Warren Buffett is an outspoken advocate of renewable energy development, and his Berkshire Hathaway Inc. holding company has invested billions in wind farms and solar power projects. But in Nevada, a Berkshire-owned utility is fighting a plan to boost installations of rooftop solar panels in the desert state, with its abundant sunshine.

Buffett’s mixed messaging can be explained by a simple reason: money, Bloomberg News reported Monday. The Nevada proposal would raise the limit on the amount of clean energy that solar panel owners can sell back to the grid. With a higher cap on “net metering,” as the program is called, residents could cut their reliance on power from NV Energy Inc., eating into the utility's revenue.

“It’s legal to lobby and it’s legal to push your agenda, so [Buffett] is going to push his agenda even if it looks kind of hypocritical,” Jeff Matthews, an investor and author of books about Berkshire, told Bloomberg.

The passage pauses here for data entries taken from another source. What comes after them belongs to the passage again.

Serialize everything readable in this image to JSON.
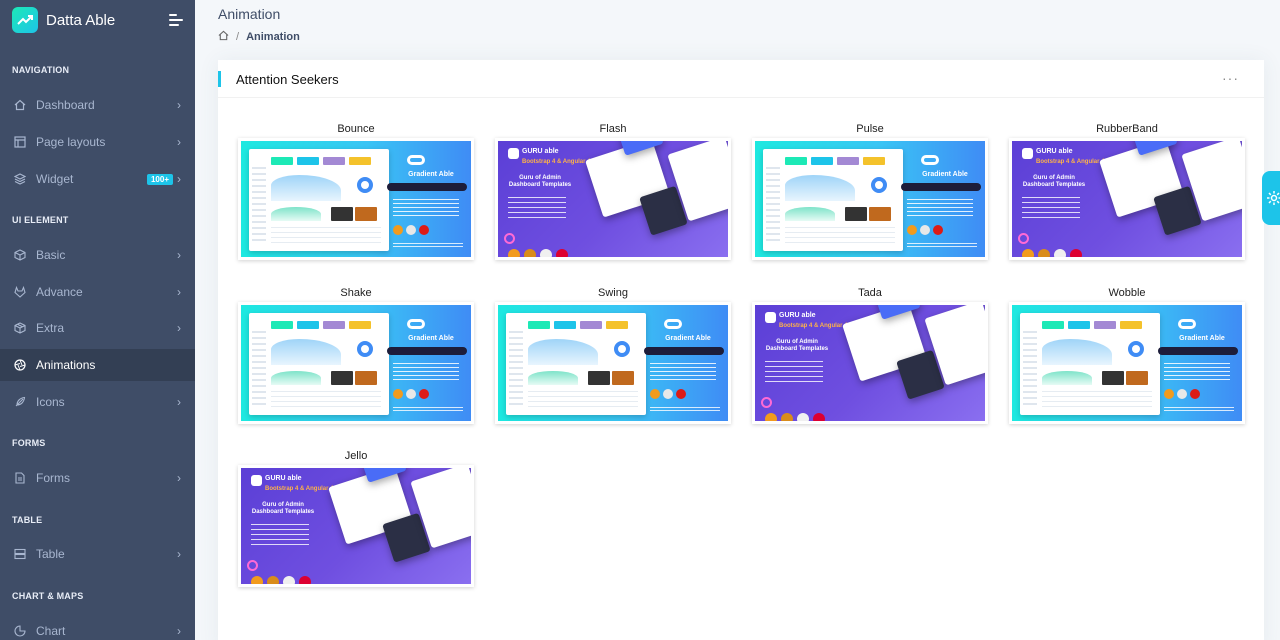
{
  "brand": {
    "name": "Datta Able"
  },
  "sidebar": {
    "captions": {
      "navigation": "NAVIGATION",
      "ui_element": "UI ELEMENT",
      "forms": "FORMS",
      "table": "TABLE",
      "chart_maps": "CHART & MAPS"
    },
    "items": {
      "dashboard": "Dashboard",
      "page_layouts": "Page layouts",
      "widget": "Widget",
      "widget_badge": "100+",
      "basic": "Basic",
      "advance": "Advance",
      "extra": "Extra",
      "animations": "Animations",
      "icons": "Icons",
      "forms": "Forms",
      "table": "Table",
      "chart": "Chart"
    },
    "chevron": "›"
  },
  "page": {
    "title": "Animation",
    "breadcrumb_sep": "/",
    "breadcrumb_current": "Animation"
  },
  "card": {
    "title": "Attention Seekers",
    "menu": "···",
    "items": [
      {
        "label": "Bounce",
        "theme": "gradient-able"
      },
      {
        "label": "Flash",
        "theme": "guru-able"
      },
      {
        "label": "Pulse",
        "theme": "gradient-able"
      },
      {
        "label": "RubberBand",
        "theme": "guru-able"
      },
      {
        "label": "Shake",
        "theme": "gradient-able"
      },
      {
        "label": "Swing",
        "theme": "gradient-able"
      },
      {
        "label": "Tada",
        "theme": "guru-able"
      },
      {
        "label": "Wobble",
        "theme": "gradient-able"
      },
      {
        "label": "Jello",
        "theme": "guru-able"
      }
    ]
  },
  "thumb_text": {
    "gradient_able": "Gradient Able",
    "guru_brand": "GURU able",
    "guru_subtitle": "Bootstrap 4 & Angular 4",
    "guru_heading": "Guru of Admin Dashboard Templates"
  },
  "colors": {
    "sidebar": "#3f4d67",
    "accent": "#1dc4e9",
    "active": "#333f54"
  }
}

Buffett's solar fight in Nevada is part of a broader policy battle between utilities and solar-power proponents playing out across the country. Advocates say utilities are using regulation and legislation to maintain their market share against rooftop solar producers. But the utilities say their only interest is keeping electricity affordable and reliable for all of their customers.

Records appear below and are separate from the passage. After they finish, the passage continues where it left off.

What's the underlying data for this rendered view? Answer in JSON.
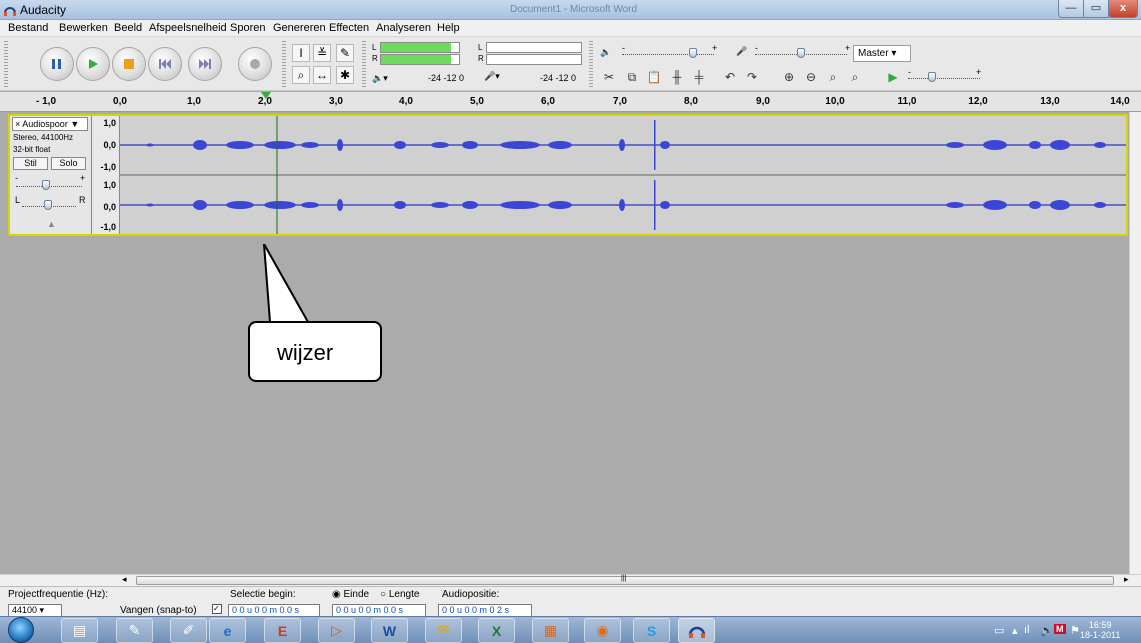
{
  "window": {
    "title": "Audacity",
    "background_title": "Document1 - Microsoft Word"
  },
  "window_buttons": {
    "min": "—",
    "max": "▭",
    "close": "x"
  },
  "menu": [
    "Bestand",
    "Bewerken",
    "Beeld",
    "Afspeelsnelheid",
    "Sporen",
    "Genereren",
    "Effecten",
    "Analyseren",
    "Help"
  ],
  "toolbar": {
    "meter_left": "L",
    "meter_right": "R",
    "meter_scale_play": "-24  -12  0",
    "meter_scale_rec": "-24  -12  0",
    "slider_minus": "-",
    "slider_plus": "+",
    "mixer_source": "Master"
  },
  "ruler": {
    "labels": [
      "- 1,0",
      "0,0",
      "1,0",
      "2,0",
      "3,0",
      "4,0",
      "5,0",
      "6,0",
      "7,0",
      "8,0",
      "9,0",
      "10,0",
      "11,0",
      "12,0",
      "13,0",
      "14,0"
    ]
  },
  "track": {
    "name": "Audiospoor",
    "info1": "Stereo, 44100Hz",
    "info2": "32-bit float",
    "mute": "Stil",
    "solo": "Solo",
    "gain_minus": "-",
    "gain_plus": "+",
    "pan_left": "L",
    "pan_right": "R",
    "scale_top": "1,0",
    "scale_mid": "0,0",
    "scale_bottom": "-1,0",
    "close_icon": "×",
    "menu_arrow": "▼",
    "collapse_arrow": "▲"
  },
  "callout": {
    "text": "wijzer"
  },
  "hscroll": {
    "left_arrow": "◂",
    "right_arrow": "▸",
    "grip": "|||"
  },
  "selection_bar": {
    "project_rate_label": "Projectfrequentie (Hz):",
    "project_rate_value": "44100",
    "snap_label": "Vangen (snap-to)",
    "selection_begin_label": "Selectie begin:",
    "end_label": "Einde",
    "length_label": "Lengte",
    "audio_position_label": "Audiopositie:",
    "time1": "0 0 u 0 0 m 0 0 s",
    "time2": "0 0 u 0 0 m 0 0 s",
    "time3": "0 0 u 0 0 m 0 2 s"
  },
  "taskbar": {
    "clock_time": "16:59",
    "clock_date": "18-1-2011"
  }
}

The debate is intensifying as solar adoption climbs across the U.S. Nearly 200,000 homes and businesses added rooftop or on-site solar installations in 2014, bringing the nation’s total count to more than 600,000 projects, according to the Solar Energy Industries Association and GTM Research.

Under a net-metering program, when solar panel owners produce more energy than they use, they get a credit on their utility bill for the power they supply to the grid. Utilities say this forces them to raise their rates and pass costs on to everyone else.

NV Energy is lobbying to keep Nevada’s cap on solar net-metering at 3 percent of the utility’s peak energy load. “It’s a system created to make sure that customers without solar will not be paying for customers who have solar,” Stacy Kusters, NV Energy’s vice president of renewable energy, recently told the Reno Gazette-Journal. “It’s about protecting customers.”

Proponents of a higher net-metering cap are pushing legislation to raise it to 10 percent of peak load, which would let customers sell even more solar electricity to the utility. “Caps are generally arbitrary limits on industry growth,” Will Craven, a spokesman for the Alliance for Solar Choice, told the Reno newspaper. “They are an artificial market force.”